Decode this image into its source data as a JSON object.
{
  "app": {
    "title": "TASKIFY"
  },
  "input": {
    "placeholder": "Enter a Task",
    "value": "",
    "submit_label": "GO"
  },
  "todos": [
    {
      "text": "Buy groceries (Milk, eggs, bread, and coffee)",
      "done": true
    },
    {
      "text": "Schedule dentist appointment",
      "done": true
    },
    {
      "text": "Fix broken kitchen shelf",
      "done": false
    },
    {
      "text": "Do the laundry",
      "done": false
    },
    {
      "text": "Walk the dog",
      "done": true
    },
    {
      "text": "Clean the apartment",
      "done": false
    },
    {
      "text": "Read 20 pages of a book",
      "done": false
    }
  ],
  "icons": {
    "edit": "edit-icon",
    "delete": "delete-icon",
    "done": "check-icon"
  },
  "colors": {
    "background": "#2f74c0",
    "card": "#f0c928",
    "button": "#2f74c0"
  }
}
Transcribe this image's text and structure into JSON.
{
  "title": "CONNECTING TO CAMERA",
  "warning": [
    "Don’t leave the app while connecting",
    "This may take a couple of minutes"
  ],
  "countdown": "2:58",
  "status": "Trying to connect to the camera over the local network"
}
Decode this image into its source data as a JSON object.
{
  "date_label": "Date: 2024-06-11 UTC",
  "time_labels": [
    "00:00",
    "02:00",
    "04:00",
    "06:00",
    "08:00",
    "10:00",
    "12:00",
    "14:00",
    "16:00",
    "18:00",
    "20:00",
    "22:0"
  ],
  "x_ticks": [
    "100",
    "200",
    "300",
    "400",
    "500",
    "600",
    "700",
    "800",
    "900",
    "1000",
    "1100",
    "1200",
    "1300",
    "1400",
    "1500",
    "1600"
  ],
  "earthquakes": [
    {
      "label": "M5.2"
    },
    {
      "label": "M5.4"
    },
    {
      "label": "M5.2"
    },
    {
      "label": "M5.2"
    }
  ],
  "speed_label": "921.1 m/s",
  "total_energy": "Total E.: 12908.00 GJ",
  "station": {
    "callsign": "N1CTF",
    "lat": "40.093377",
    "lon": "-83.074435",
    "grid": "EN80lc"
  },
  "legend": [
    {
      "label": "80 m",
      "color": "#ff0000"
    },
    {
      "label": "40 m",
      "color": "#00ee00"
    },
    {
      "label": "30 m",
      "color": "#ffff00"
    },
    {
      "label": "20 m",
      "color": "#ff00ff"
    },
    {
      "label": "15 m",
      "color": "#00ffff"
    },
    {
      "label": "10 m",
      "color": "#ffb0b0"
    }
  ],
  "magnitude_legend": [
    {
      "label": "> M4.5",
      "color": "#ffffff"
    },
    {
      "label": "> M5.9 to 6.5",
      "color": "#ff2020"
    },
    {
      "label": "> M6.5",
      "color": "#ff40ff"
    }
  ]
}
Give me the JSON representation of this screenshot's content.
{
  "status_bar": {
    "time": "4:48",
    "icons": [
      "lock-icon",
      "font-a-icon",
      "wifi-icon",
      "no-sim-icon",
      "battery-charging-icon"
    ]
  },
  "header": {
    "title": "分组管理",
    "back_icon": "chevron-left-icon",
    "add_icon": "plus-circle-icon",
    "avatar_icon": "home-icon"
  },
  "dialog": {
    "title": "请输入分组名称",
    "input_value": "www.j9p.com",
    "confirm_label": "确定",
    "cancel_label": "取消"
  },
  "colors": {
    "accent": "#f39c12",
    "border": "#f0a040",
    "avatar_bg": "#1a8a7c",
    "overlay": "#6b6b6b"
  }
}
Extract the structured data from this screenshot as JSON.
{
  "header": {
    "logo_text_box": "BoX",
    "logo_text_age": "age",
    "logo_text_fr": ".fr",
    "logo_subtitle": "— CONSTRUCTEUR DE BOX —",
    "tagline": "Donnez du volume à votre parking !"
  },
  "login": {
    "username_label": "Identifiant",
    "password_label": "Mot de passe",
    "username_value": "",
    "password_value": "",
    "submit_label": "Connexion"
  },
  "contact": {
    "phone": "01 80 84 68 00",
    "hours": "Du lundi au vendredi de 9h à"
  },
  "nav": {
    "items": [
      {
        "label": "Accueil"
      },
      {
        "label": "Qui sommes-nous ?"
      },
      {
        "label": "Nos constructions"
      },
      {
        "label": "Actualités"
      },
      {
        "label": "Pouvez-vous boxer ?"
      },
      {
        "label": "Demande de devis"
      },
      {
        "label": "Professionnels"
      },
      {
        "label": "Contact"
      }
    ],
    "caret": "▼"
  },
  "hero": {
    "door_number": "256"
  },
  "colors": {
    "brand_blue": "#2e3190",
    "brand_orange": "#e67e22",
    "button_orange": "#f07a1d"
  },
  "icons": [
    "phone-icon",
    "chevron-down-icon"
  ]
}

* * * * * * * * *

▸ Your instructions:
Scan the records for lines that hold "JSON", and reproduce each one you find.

▸ Task output:
Decode this image into its source data as a JSON object.
Transcribe this image's text and structure into JSON.
Decode this image into its source data as a JSON object.
Give me the JSON representation of this screenshot's content.
Extract the structured data from this screenshot as JSON.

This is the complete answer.